here are few side dishes that are as comforting on a cold winter day as a soft, warm dinner roll. When made right, they're fluffy and a touch sweet on the inside with a thin, crispy shell.
This recipe is an adaptation off the Super Soft Sourdough Rolls recipe from The Perfect Loaf. If you're interested in sourdough and haven't checked out this site, I highly recommend it.
The first time I made The Perfect Loaf's rolls, I followed the recipe pretty closely. We have a family friend who harvested one acre of organic turkey red wheat just east of Boulder and so I wanted to incorporate his flour and make the rolls a bit more wholesome. That led to the first edit, which was to replace all the "bread flour" in the recipe with our local wholewheat turkey red flour.tablespoon
I've noticed this local flour is a bit thirstier than other flours I've used, and I did have to add about 20g of extra water during the mixing phase to get the dough to come together with the proper hydration.
The second edit I made was to replace all the castor sugar with honey. I simply prefer the taste of honey and think it goes perfectly with these rolls. In order to account for the extra water content in honey (~15-18%) I adjusted the water weights down proportionally.
There are a lot of steps to these rolls, but they are actually quite easy to make, especially if you work from home like I do and enjoy an excuse to get up and take a 5 minute break every so often.
- 74g Central Milling Organic Baker's Plus flour
- 72g water
- 15g honey
- 30g sourdough starter
- 41g fresh turkey red wholewheat flour
- 166g whole milk
- 328g Central Milling Organic Baker's Plus flour
- 148g fresh turkey red wholewheat flour
- 40g honey
- 195g water
- 11g salt
- 95g unsalted butter
- 1 egg
- 1 tablespoon whole milk
- 12" cast iron skillet
- Extra butter to grease pan
- Olive oil to greze pan
- Mix Levain (Day one at 9pm)
- Mix the "Levain" ingredients listed above in a jar and let it sit overnight with the lid on, but not tightened
- Cook Tangzhong (Day two at 8am)
- Cook the "Tangzhong" ingredients listed above on medium heat until they form a paste. Set aside to cool
- Cut Butter (Day two at 8:15am)
- Cut the butter into 1/2 chunks and set out to come to room temperature
- Mix (Day two at 10am)

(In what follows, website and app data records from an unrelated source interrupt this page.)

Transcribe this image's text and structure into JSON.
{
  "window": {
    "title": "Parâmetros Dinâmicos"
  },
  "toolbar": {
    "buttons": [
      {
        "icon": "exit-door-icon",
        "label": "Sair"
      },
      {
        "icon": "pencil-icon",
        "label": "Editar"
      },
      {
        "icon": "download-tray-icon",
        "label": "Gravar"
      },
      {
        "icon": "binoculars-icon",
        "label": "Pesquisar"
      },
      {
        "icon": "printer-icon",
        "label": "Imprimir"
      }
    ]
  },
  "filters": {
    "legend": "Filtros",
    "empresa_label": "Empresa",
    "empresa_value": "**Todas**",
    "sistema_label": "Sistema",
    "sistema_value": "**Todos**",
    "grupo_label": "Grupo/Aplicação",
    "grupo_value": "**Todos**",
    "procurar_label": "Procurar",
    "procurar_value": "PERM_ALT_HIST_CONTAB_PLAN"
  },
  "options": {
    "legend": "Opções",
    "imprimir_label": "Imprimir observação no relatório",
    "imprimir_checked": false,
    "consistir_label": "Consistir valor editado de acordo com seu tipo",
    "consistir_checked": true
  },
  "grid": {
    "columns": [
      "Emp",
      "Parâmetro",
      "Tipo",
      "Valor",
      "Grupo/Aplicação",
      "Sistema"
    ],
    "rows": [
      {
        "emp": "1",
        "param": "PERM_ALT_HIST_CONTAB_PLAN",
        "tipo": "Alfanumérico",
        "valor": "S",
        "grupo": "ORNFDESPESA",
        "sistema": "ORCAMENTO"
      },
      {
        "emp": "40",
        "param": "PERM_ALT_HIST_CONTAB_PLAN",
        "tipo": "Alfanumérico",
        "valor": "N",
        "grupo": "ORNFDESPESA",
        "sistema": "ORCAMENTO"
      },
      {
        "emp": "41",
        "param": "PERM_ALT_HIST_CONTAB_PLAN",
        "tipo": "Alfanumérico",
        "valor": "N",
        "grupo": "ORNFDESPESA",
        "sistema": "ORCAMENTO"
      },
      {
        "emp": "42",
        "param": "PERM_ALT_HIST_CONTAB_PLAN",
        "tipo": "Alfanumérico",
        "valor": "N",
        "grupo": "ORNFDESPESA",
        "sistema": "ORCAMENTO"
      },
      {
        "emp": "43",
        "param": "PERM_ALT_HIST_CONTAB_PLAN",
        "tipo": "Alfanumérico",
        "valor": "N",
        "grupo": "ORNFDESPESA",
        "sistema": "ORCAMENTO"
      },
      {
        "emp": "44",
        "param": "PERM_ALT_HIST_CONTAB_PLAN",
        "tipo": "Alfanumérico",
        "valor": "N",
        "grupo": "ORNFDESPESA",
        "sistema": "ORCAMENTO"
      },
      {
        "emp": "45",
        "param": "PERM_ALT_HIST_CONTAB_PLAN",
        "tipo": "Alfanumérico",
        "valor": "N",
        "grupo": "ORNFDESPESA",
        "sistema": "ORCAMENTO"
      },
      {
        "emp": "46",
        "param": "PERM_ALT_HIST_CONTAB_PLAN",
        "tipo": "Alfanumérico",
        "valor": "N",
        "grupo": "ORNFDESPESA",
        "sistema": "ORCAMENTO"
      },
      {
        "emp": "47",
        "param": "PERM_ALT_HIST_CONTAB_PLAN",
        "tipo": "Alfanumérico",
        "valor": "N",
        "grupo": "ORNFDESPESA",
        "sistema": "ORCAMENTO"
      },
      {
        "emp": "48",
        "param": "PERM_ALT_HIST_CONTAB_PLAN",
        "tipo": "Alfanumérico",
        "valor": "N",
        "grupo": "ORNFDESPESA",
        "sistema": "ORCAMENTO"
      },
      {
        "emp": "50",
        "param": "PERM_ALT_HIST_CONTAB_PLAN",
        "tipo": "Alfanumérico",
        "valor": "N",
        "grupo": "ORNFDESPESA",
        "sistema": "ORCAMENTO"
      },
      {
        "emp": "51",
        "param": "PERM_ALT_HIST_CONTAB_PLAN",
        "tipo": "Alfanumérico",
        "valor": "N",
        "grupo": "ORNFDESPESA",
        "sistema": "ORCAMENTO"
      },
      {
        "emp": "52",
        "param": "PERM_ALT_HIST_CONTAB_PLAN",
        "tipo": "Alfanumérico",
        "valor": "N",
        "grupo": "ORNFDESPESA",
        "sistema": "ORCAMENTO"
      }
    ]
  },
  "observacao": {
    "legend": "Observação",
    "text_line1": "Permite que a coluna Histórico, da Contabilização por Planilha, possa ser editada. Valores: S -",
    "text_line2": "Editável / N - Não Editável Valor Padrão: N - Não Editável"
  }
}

- To a mixing bowl add all "Dough" ingredients to a mixing bowl, except the butter, along with the tangzhong.
- Mix on speed 1 for a minute with a dough hook until the ingredients come together

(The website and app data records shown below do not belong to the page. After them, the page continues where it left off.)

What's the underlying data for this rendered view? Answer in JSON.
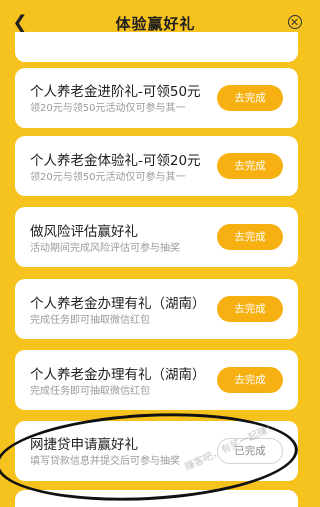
{
  "header": {
    "back_icon": "chevron-left-icon",
    "title": "体验赢好礼",
    "close_icon": "close-circle-icon"
  },
  "tasks": [
    {
      "title": "",
      "subtitle": "",
      "button": ""
    },
    {
      "title": "个人养老金进阶礼-可领50元",
      "subtitle": "领20元与领50元活动仅可参与其一",
      "button": "去完成"
    },
    {
      "title": "个人养老金体验礼-可领20元",
      "subtitle": "领20元与领50元活动仅可参与其一",
      "button": "去完成"
    },
    {
      "title": "做风险评估赢好礼",
      "subtitle": "活动期间完成风险评估可参与抽奖",
      "button": "去完成"
    },
    {
      "title": "个人养老金办理有礼（湖南）",
      "subtitle": "完成任务即可抽取微信红包",
      "button": "去完成"
    },
    {
      "title": "个人养老金办理有礼（湖南）",
      "subtitle": "完成任务即可抽取微信红包",
      "button": "去完成"
    },
    {
      "title": "网捷贷申请赢好礼",
      "subtitle": "填写贷款信息并提交后可参与抽奖",
      "button": "已完成"
    }
  ],
  "watermark": "赚客吧，有奖一起赚！",
  "colors": {
    "background": "#f6c21d",
    "button": "#f6b012",
    "card": "#ffffff"
  }
}
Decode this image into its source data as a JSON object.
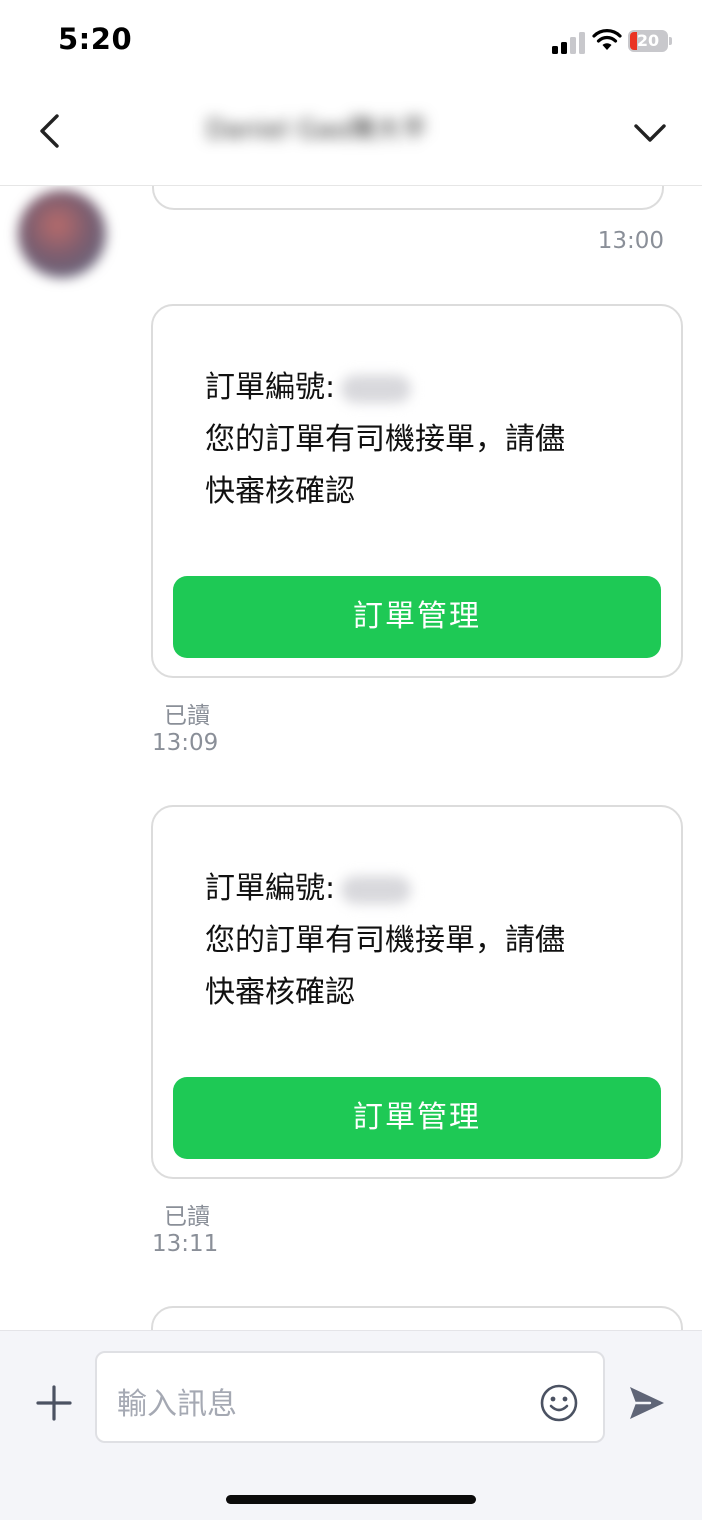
{
  "status_bar": {
    "time": "5:20",
    "battery": "20",
    "battery_level": 0.2,
    "battery_color": "#ea3323"
  },
  "header": {
    "title": "Daniel Gao陳大平",
    "back_icon": "chevron-left-icon",
    "expand_icon": "chevron-down-icon"
  },
  "chat": {
    "previous_message_time": "13:00",
    "messages": [
      {
        "order_label": "訂單編號:",
        "body_line1": "您的訂單有司機接單，請儘",
        "body_line2": "快審核確認",
        "button_label": "訂單管理",
        "read_status": "已讀",
        "time": "13:09"
      },
      {
        "order_label": "訂單編號:",
        "body_line1": "您的訂單有司機接單，請儘",
        "body_line2": "快審核確認",
        "button_label": "訂單管理",
        "read_status": "已讀",
        "time": "13:11"
      }
    ],
    "accent_color": "#1ec955"
  },
  "composer": {
    "placeholder": "輸入訊息",
    "plus_icon": "plus-icon",
    "emoji_icon": "smiley-icon",
    "send_icon": "send-icon"
  }
}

- Mix on speed 4 for 5 minutes
- Let dough rest for 10 minutes (pull it off the dough hook)
- Turn the mixer on to speed 1 and add the butter one chunk at a time
- Cover the bowl with a towel and let sit
- Bulk fermentation (Day two from 10:30am-2pm)
- Let the dough rest for 30 minutes
- Then do three sets of stretch and folds spaced 30 minutes apart
- Let the dough rest covered and untouched for the remaining 2 hours
- Chill dough (Day two from 2pm-2:15pm)
- Throw the dough in the fridge for 15 minutes to make shaping easier
- Shape (Day two from 2:15pm-2:45pm)
- Butter the cast iron skillet generously with cold butter
- To ensure the dough doesn't stick, I also add about a tablespoon of olive oil to the pan on top of the butter
- Cut the dough into ~85g balls (I always lose some weight to moisture due to the climate I live in), shape them into balls, the arrange them in the skillet
- Proof (Day two 2:45pm-5:15pm)
- Cover the dough with a plastic bag (make sure it's full of air) and let it proof
- Preheat oven (Day two at 4:45pm)
- Preheat the oven to 425°F
- Bake (Day two at 5:15pm)
- Whisk together the egg and milk listed in the "Egg Wash" ingredients
- Gently brush the egg wash onto the top of the risen dough balls in the skillet
- Sprinkle sea salt on the top of each dough ball
- Bake 20 minutes at 425°F
- Spin the skillet 180 degrees and cover lightly with a sheet of tinfoil. Then turn the heat down to 350°F and bake 25 minutes.
- Remove the block of rolls from the skillet and let cool for 10 minutes. I usually flip the skillet upsidedown and run cold water over it to help it cool. Take care not to get the inside wet as we'll put the roll back in and still need the grease.
- Return the rolls to the skillet and serve!